Before you do anything, have a big, hairy conversation about how much time you will each work in the business and how much you are willing to invest. Discuss it all: networks, intellectual property, clients and other investors?
Then weigh it all up. Establish the framework for your collaboration based on everything you are each bringing to the table. Make it flexible, so when things change, you can change it.
6. Are you able to have hard conversations?
If trust is the foundation of your partnership, the ability to have difficult conversations with your partner is the key to success. As you start, the learning curve is steep. If either party is steering away from the north star, have the conversation to bring them back.
The last thing you want is a failed partnership. It is almost like a divorce: fueled with emotion about money, co-created products and dividing up clients like children. It can be painful.
So, treat the partnership for what it is, a relationship, starting with a dating phase to a deepening relationship. And do your homework well.

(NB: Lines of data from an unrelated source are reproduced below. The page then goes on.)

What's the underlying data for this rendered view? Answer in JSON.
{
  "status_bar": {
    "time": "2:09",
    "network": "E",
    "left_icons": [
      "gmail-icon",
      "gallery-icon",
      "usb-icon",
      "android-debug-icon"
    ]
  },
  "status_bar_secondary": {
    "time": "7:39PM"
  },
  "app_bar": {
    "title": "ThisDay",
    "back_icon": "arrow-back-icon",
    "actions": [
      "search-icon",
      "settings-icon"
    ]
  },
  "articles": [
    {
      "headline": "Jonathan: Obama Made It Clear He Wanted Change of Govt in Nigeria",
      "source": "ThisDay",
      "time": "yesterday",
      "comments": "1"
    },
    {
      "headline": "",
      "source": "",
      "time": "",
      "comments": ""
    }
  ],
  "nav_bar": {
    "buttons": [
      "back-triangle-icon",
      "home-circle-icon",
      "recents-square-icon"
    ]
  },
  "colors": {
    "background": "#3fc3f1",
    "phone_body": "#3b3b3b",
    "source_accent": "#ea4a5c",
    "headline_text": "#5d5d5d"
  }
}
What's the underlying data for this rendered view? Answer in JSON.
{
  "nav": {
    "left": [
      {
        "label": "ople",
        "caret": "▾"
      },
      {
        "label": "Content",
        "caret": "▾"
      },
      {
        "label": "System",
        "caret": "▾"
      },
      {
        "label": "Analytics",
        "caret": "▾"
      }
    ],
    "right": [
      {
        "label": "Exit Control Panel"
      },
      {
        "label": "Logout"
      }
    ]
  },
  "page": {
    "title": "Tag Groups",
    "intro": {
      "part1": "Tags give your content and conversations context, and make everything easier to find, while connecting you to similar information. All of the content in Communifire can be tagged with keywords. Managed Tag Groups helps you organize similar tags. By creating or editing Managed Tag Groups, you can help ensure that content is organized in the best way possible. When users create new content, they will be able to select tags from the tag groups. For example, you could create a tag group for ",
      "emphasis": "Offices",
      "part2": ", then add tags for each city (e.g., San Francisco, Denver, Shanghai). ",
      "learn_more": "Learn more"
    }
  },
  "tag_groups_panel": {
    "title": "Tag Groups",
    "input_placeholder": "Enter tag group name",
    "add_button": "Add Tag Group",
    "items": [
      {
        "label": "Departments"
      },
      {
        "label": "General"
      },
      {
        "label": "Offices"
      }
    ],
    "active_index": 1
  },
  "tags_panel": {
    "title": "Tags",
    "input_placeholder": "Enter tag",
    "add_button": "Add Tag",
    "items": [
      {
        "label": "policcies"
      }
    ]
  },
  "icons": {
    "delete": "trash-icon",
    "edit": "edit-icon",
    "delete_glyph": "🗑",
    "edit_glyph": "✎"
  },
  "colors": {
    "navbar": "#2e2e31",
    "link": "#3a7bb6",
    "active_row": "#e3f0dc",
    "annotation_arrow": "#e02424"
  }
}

Time and doing things together teach a lot and show you how your collaboration works and what you can achieve together.
The most important promise you can make to your partner is doing your best to build trust and have difficult discussions when it is time.
Whether you decide to fly solo or find a partner, I applaud your decision to be brave and bold and chase your dreams. You can make them happen. Please take your time before heading down the partnership route. It’s almost the same as a marriage. Treat the decision as such. Find the right person, and the world is your oyster. Embrace it and change the world with your new law.
Your turn: what’s your take away from this? Tell me below in the comments or DM me.
Better yet, click on the link and book a discovery call with me to find out how I can help you with starting your new business in law.
Grab a virtual coffee with me and let’s figure out the next step!